* [Records for processing]
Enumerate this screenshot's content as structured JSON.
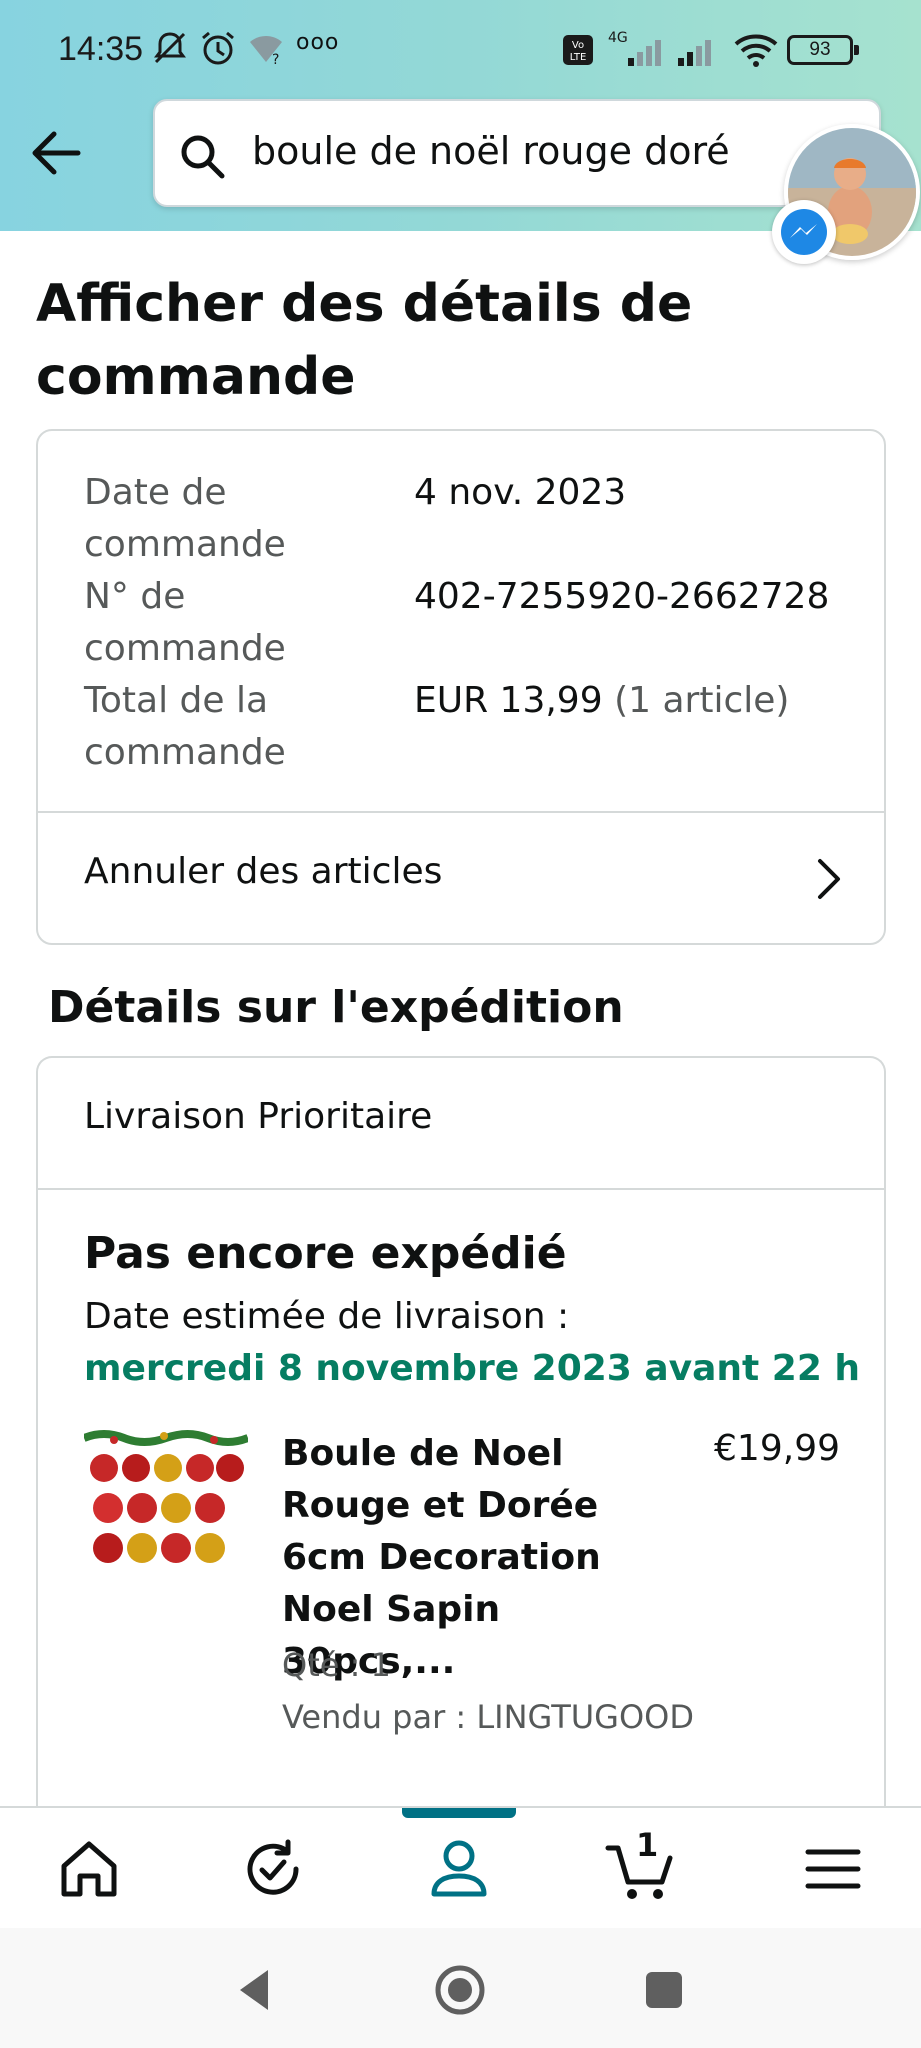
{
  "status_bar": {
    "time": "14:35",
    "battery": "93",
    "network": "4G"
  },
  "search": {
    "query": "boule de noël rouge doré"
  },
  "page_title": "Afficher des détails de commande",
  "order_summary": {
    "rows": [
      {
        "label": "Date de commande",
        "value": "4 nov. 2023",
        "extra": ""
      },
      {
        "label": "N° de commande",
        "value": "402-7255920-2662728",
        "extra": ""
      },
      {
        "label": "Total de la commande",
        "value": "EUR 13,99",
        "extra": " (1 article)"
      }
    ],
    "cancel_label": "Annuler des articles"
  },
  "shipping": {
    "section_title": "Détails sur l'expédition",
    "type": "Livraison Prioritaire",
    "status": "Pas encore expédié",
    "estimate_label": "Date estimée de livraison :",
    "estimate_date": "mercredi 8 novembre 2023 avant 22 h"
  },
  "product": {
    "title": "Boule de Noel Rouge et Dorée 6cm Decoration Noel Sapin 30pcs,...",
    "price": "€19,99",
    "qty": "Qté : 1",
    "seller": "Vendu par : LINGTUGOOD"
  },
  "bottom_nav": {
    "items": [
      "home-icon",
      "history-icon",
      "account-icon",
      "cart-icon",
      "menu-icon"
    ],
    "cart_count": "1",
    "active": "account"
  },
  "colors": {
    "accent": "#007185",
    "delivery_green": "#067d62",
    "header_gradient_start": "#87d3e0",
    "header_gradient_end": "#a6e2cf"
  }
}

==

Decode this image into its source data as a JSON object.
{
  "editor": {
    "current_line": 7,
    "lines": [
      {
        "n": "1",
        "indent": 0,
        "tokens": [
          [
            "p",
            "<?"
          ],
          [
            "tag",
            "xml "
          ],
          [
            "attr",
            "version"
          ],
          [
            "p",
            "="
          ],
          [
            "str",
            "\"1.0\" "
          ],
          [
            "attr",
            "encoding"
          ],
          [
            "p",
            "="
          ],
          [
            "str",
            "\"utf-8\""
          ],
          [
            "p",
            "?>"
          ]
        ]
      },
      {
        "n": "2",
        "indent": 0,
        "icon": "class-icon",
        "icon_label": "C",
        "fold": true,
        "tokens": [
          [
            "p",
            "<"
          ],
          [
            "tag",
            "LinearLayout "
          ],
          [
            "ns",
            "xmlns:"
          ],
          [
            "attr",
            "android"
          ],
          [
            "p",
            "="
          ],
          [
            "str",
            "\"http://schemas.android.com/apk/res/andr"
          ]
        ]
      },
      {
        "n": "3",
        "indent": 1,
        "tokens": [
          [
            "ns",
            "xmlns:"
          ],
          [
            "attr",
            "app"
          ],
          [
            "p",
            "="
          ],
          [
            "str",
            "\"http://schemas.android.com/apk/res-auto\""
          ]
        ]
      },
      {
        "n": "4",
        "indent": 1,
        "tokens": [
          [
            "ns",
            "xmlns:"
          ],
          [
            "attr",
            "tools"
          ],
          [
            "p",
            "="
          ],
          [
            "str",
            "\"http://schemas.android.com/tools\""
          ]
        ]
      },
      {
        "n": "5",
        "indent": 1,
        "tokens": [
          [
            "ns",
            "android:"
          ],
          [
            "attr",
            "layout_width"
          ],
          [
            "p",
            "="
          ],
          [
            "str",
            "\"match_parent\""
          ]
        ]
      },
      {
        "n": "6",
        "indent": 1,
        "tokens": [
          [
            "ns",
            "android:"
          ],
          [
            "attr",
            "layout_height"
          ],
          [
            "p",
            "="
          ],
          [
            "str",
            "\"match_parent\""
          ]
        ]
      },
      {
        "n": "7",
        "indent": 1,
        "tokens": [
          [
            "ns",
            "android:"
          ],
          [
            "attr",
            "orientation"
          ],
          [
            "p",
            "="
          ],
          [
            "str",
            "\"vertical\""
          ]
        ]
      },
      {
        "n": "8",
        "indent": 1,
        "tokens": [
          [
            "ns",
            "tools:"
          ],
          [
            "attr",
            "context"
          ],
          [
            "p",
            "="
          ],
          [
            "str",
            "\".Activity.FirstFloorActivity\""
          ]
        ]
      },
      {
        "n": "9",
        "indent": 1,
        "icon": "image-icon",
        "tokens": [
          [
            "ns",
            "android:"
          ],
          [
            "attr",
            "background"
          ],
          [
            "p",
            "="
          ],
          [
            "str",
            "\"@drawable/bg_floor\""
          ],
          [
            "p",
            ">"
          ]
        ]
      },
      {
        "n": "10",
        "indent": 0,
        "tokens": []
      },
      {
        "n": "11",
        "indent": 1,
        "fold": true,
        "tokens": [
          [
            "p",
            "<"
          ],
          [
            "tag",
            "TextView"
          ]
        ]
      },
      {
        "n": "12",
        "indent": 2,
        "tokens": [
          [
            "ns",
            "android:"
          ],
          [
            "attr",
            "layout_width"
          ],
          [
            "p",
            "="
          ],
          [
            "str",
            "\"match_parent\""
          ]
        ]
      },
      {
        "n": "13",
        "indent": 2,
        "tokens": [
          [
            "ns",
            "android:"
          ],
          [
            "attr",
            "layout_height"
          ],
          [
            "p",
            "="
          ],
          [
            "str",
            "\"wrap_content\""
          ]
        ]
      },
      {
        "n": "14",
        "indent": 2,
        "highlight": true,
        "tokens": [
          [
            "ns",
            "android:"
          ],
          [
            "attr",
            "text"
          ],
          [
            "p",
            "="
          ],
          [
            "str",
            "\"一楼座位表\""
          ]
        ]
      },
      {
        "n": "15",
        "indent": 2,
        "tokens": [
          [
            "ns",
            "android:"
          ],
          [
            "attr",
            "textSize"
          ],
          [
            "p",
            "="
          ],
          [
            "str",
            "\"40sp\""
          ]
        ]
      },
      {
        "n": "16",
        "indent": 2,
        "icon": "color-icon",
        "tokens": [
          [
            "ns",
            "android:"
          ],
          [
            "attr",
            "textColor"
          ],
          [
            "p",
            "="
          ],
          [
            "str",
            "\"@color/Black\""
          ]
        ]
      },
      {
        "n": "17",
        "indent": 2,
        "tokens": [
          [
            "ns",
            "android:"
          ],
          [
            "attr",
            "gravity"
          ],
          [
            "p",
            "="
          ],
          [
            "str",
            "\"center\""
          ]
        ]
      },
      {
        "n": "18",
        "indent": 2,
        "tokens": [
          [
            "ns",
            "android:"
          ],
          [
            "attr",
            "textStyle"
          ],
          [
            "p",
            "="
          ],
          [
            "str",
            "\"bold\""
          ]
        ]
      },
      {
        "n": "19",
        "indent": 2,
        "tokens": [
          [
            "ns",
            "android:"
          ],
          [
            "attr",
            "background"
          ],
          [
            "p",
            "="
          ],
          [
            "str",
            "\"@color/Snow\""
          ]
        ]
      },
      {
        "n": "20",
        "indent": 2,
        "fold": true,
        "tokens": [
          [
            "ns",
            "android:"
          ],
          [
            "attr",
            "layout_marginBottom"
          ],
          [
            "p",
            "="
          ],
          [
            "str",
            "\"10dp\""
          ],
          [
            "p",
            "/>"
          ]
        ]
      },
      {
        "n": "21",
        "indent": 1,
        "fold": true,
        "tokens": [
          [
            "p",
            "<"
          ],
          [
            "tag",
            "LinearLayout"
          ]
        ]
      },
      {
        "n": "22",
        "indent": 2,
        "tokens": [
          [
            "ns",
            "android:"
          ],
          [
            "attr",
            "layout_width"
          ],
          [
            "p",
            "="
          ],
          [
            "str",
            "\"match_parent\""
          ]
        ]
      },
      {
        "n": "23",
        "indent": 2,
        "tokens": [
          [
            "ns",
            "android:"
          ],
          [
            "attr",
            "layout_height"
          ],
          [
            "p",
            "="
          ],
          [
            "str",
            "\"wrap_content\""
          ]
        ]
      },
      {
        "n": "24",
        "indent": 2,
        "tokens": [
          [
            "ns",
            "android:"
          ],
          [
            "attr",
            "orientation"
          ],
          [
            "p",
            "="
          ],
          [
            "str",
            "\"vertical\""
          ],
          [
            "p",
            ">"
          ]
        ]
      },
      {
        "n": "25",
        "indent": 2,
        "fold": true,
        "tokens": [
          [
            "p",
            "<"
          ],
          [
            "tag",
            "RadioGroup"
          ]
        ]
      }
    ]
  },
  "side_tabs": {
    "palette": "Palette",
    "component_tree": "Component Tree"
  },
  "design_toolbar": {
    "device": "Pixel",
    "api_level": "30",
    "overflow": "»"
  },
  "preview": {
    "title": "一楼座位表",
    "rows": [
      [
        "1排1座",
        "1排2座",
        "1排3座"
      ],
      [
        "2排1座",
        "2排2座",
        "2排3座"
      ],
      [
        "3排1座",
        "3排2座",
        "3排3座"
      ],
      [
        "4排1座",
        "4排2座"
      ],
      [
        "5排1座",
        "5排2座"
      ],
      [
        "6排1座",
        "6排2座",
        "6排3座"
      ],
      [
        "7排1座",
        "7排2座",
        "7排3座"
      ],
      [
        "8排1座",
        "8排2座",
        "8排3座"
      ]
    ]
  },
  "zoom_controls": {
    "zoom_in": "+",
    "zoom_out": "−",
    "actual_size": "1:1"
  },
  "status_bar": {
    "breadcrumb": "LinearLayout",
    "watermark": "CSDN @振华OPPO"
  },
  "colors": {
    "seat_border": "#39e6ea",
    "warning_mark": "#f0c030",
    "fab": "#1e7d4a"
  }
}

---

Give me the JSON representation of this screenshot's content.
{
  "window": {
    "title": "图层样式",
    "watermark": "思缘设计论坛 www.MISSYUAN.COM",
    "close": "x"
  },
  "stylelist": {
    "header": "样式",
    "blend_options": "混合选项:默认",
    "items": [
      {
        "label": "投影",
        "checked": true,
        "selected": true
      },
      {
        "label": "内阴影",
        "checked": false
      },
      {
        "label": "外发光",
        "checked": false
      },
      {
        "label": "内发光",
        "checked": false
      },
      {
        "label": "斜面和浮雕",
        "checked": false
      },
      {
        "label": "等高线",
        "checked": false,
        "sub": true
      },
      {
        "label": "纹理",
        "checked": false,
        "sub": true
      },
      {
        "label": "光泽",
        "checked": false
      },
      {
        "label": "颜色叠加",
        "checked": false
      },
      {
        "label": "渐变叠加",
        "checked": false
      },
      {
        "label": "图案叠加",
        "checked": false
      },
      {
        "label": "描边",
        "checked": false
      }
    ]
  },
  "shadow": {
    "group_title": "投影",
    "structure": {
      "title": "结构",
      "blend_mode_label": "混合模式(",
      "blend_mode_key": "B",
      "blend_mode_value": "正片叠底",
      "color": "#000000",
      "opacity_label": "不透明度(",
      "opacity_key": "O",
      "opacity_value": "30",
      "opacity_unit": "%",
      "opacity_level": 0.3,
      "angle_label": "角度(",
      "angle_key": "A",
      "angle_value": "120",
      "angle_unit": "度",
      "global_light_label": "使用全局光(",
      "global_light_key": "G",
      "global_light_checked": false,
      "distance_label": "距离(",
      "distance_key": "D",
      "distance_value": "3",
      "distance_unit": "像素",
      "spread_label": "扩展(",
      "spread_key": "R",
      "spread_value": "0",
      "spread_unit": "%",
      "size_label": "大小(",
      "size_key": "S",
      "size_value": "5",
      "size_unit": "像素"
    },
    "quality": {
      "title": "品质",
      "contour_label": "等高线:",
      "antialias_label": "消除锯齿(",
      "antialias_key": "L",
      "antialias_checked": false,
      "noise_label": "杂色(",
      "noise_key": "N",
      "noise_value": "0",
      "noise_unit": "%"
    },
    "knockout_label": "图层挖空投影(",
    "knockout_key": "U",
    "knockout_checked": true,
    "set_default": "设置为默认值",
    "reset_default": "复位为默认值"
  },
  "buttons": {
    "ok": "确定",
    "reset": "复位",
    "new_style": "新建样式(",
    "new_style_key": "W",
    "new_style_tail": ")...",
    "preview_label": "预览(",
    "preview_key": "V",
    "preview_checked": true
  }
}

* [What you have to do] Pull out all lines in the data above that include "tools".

* [Task answer]
            "tools"
            "\"http://schemas.android.com/tools\""
            "tools:"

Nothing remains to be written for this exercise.